EXERCISE MATERIALS »
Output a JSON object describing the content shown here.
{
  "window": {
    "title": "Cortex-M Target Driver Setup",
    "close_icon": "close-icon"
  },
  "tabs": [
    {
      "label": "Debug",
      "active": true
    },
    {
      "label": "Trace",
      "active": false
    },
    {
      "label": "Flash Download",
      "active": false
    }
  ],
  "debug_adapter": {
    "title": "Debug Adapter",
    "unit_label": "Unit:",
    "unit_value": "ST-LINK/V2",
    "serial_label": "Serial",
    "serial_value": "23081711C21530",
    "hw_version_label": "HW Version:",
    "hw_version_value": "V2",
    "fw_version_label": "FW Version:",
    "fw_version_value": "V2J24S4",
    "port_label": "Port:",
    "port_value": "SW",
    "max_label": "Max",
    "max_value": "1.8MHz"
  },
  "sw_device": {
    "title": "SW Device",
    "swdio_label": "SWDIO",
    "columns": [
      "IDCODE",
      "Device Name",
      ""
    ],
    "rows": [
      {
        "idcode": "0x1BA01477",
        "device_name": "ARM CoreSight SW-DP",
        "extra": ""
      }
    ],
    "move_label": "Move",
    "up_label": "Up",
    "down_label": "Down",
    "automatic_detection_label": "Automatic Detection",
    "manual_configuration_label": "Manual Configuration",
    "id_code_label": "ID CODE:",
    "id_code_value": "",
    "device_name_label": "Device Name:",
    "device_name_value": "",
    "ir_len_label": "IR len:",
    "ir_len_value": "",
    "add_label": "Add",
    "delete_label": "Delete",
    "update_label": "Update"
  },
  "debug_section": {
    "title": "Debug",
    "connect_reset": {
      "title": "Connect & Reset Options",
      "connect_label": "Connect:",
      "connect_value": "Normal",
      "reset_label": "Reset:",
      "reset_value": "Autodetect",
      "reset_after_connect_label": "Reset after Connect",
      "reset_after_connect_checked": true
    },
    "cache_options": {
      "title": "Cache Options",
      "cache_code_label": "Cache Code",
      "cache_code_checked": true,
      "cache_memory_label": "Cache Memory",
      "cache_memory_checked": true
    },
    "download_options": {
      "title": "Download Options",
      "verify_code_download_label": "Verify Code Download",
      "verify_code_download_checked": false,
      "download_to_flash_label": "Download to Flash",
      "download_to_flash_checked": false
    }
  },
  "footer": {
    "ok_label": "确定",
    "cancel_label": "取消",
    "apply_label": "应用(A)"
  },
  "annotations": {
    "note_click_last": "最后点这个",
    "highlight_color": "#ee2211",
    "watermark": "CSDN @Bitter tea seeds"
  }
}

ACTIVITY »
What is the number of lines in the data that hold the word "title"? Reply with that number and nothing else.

YOUR RESPONSE »
7